Michael-Cox co-wrote "Shortie Like Mine" the first single for Bow Wow's fifth studio album, The Price of Fame in 2006. Again working with Austin together the duo co-wrote "Stay Down" for Mary J. Blige eighth studio album, Growing Pains in 2007. He co-wrote "Can't Help but Wait" by Trey Songz for his second studio album Trey Day. The song was nominated for Best Male R&B Vocal Performance at the 51st Annual Grammy Awards. He produced and co-wrote "Circles" the third single from Marques Houston's Veteran album. In 2008, he wrote five songs for the group Day26 self-tiled debut album including the second single "Since You've Been Gone".

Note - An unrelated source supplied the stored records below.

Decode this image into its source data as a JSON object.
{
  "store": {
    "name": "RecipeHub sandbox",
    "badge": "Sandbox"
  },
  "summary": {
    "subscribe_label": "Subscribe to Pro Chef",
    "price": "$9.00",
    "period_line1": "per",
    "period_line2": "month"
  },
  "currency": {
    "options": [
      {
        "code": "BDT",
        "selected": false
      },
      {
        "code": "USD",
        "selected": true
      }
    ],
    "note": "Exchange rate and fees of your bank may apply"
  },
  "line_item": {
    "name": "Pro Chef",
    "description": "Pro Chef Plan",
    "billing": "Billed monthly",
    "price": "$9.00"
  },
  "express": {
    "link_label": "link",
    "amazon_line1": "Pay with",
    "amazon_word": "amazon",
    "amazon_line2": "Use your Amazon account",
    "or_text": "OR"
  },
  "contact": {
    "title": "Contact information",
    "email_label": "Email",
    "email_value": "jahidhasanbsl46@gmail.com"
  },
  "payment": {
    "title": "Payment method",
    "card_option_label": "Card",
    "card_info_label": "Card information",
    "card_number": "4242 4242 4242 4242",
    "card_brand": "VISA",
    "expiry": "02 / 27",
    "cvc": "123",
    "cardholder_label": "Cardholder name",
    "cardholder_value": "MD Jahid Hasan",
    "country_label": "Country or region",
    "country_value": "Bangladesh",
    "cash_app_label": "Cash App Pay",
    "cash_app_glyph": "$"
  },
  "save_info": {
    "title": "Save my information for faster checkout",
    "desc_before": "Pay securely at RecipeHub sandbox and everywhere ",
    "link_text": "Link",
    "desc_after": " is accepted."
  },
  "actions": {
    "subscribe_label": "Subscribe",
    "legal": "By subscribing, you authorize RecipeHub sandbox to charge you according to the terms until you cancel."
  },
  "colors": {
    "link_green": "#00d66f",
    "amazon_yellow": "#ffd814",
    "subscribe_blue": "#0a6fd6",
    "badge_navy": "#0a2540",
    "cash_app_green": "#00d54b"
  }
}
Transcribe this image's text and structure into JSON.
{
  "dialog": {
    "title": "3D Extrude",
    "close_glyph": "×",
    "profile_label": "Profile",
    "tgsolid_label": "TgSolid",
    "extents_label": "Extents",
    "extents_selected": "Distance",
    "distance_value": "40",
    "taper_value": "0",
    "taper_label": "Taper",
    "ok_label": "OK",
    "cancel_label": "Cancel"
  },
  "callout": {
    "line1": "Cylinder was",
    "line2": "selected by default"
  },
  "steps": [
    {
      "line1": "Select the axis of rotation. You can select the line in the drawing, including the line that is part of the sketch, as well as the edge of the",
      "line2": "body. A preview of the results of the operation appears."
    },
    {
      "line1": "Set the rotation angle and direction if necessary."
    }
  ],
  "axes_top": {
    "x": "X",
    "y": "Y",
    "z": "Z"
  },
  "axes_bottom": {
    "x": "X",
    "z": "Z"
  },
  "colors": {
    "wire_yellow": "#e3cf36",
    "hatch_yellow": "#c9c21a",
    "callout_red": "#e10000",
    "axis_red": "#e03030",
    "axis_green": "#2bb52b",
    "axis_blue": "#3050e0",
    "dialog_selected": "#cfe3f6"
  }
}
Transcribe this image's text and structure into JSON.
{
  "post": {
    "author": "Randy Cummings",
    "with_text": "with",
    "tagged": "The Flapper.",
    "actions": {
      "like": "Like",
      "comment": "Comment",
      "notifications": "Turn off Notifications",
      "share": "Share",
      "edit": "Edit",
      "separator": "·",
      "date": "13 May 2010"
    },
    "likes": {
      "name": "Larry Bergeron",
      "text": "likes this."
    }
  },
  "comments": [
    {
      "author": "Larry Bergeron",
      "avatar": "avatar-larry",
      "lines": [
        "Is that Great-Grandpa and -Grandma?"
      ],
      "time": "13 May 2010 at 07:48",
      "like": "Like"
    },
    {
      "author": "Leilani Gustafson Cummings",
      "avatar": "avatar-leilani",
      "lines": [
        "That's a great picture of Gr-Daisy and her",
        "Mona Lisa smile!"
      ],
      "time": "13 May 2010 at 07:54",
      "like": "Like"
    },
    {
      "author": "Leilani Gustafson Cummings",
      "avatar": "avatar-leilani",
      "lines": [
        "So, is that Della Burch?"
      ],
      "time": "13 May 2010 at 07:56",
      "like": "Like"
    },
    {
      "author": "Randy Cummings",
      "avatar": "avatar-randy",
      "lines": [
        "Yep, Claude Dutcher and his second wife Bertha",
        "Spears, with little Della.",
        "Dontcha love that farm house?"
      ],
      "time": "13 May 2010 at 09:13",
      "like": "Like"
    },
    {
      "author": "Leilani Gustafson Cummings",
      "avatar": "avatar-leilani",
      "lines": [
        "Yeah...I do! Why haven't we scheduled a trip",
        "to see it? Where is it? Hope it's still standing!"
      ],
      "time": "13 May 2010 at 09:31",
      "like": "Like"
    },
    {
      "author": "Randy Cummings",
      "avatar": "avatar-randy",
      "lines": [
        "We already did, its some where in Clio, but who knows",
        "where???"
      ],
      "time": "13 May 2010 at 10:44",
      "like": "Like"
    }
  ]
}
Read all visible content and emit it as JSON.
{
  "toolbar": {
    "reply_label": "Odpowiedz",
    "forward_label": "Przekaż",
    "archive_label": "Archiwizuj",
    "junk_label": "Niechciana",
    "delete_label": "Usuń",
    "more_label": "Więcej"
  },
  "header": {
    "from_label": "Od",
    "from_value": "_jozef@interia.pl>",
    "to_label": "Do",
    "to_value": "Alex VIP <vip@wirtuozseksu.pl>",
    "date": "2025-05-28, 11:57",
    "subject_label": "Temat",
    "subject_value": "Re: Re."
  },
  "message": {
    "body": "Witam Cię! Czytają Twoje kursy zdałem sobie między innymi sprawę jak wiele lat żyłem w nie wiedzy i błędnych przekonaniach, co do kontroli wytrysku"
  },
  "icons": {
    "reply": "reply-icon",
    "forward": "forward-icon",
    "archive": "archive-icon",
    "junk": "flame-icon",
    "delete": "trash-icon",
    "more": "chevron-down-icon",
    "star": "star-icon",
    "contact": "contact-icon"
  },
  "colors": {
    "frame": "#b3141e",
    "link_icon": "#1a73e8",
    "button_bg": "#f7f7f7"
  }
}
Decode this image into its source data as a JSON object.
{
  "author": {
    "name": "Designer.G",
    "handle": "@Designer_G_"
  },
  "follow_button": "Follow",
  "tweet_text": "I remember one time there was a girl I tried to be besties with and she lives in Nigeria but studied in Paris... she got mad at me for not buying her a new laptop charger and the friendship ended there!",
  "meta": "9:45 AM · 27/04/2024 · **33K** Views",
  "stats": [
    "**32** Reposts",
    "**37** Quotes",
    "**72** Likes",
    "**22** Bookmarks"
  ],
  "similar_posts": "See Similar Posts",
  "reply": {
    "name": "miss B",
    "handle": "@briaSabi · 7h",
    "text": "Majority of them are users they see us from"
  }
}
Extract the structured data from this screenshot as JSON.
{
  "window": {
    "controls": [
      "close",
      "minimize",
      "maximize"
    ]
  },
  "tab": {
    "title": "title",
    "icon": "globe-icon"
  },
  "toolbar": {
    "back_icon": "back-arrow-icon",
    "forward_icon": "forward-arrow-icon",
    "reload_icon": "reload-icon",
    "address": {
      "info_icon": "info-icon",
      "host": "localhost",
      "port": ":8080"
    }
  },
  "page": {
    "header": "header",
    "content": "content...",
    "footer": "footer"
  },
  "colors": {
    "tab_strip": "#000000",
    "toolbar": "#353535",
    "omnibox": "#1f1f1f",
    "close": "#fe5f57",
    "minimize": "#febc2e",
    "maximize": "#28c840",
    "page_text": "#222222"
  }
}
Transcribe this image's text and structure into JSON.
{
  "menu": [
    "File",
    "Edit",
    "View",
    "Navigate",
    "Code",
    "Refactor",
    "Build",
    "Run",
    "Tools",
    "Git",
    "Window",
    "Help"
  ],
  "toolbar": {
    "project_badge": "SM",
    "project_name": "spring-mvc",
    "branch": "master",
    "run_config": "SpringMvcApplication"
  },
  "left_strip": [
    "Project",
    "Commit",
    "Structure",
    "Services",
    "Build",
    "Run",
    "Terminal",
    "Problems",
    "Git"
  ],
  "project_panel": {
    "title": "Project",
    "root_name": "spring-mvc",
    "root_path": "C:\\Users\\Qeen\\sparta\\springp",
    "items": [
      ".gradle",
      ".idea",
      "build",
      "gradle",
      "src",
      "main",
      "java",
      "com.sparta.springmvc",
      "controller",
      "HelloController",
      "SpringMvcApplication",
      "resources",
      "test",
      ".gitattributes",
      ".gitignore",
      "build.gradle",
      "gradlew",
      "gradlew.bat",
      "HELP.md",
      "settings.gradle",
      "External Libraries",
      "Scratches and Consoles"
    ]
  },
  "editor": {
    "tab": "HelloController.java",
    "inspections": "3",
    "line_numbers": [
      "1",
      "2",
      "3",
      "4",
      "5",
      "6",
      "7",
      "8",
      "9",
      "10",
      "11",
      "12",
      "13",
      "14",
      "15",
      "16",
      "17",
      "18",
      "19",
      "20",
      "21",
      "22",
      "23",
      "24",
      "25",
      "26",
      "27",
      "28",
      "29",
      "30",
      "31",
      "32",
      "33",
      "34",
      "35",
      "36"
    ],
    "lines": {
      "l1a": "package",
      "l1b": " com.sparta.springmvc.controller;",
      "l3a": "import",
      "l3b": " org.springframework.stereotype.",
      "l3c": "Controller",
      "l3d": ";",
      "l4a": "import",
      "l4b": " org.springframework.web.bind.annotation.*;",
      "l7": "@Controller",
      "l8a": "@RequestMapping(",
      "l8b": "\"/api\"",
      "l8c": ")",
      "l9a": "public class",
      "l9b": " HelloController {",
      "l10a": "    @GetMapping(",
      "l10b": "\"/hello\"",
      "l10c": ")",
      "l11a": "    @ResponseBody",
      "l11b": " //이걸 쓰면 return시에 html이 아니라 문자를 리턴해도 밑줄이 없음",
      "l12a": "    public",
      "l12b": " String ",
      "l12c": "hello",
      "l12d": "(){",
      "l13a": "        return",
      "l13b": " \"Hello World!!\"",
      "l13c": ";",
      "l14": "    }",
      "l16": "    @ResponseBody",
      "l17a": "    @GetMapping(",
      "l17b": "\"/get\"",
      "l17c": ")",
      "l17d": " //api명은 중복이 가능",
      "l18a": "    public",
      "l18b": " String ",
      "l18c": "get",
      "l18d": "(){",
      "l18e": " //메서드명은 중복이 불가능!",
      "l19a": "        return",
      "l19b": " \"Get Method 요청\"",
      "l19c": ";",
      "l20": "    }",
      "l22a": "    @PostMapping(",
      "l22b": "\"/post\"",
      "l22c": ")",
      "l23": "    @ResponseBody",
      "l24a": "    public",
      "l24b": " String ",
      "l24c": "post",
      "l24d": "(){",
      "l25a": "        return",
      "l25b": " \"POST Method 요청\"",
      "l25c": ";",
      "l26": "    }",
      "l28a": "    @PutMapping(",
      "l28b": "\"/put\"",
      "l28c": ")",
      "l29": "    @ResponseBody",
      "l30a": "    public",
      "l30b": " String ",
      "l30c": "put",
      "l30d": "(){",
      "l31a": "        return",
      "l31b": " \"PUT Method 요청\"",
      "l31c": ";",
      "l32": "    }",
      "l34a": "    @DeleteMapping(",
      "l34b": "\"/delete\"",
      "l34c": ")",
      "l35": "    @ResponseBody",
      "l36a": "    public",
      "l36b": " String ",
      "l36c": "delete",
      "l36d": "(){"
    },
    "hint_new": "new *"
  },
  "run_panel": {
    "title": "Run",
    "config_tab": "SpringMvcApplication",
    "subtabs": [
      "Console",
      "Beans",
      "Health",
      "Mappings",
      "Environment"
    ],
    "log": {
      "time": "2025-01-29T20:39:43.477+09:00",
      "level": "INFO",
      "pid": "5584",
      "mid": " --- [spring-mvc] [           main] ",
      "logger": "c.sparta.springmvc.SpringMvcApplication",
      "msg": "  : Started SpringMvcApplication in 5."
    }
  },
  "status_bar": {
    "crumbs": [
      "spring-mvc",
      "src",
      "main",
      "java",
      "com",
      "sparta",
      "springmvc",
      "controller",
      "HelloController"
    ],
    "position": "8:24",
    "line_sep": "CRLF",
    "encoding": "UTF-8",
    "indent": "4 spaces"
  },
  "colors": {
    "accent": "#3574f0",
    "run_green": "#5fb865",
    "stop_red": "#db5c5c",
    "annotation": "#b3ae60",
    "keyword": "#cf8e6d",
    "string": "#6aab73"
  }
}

In 2010, he co-wrote and produced "Never Let You Go" the single for My World 2.0 is the debut studio album by Justin Bieber. For Mariah Carey he co-wrote and co-produced "Oh Santa!" alongside Jermaine Dupri and Carey for her second Christmas/thirteenth studio album, Merry Christmas II You. He added songwriting and production on Usher's Grammy award-winning album Raymond vs Raymond. In the same year he co-produced the single "Love All Over Me" the single from Monica's sixth studio album Still Standing. He worked on Love and War for Tamar Braxton in 2013. He worked with Johtna Austin co-writing for R. Kelly's thirteenth studio album The Buffet and on Views for Drake. He co-wrote on Free TC for Ty $ Dolla Sign in 2016.
He then went on to co-produce alongside his musical mentor Jermaine Dupri. He has had 25 number one hits, 12 Grammy Award Nominations including nine wins, 20 top ten hits and eclipsed the record previously held by the Beatles for Billboard’s most consecutive number one hits. Cox has been named one of Billboard's "Top 10 Producers of the Decade" and sits on Billboard's "Hot R&B Song of the Decade List", "Hot 100 Songs of the Decade List", "Top 200 Albums of the Decade List" and is a 2009 Georgia Music Hall of Fame inductee. He has been awarded the Billboard Songwriter of the Year Award and the SESAC Songwriter of the Year Award six consecutive years.
Awards and nominations
- Chadbourne, Eugene. "Bryan-Michael Cox - Biography". AllMusic. Retrieved 25 September 2014.
- "Congratulations Bryan Michael Cox". Billboard. 30 June 2007. Retrieved 2 November 2018.
- "Georgia Music Hall Of Fame Inductees". Georgia Music Channel. Retrieved 2 November 2018.
- Turner, Kimberly (1 September 2009). "In Tune: Bryan-Michael Cox". Atlanta Magazine. Retrieved 2 November 2018.
- Widran, Jonathan (16 January 2007). "Bryan-Michael Cox Writes/Produces Hits With Mary J. Blige and Mariah Carey; Wins Best R&B Song Grammy". Songwriter Universe. Retrieved 2 November 2018.
- "Bio". Blazetrak. Retrieved 2 November 2018.
- "Songs written by Bryan-Michael Cox". MusicVF. Retrieved 2 November 2018.
- "Gold & Platinum". RIAA. Retrieved 2 November 2018.
- Caulfield, Keith (7 February 2016). "Adele's '25' Sales Surpass 8 Million in the U.S." Billboard. Retrieved 2 November 2018.
- "Grammy - Mariah Carey nominations". Grammy. Retrieved 2 November 2018.
- "Gold & Platinum". RIAA. Retrieved 2 November 2018.
- "GRAMMY Award - Mary J. Blige". Grammy. Retrieved 2 November 2018.
- "GRAMMY Award - Tremaine Neverson". Grammy. Retrieved 2 November 2018.
- "Making Hits With Bryan-Michael Cox". Grammy. 2 December 2014. Retrieved 2 November 2018.
- Butler, Susan (28 October 2006). "SESAC Goes South". Billboard. Retrieved 2 November 2018.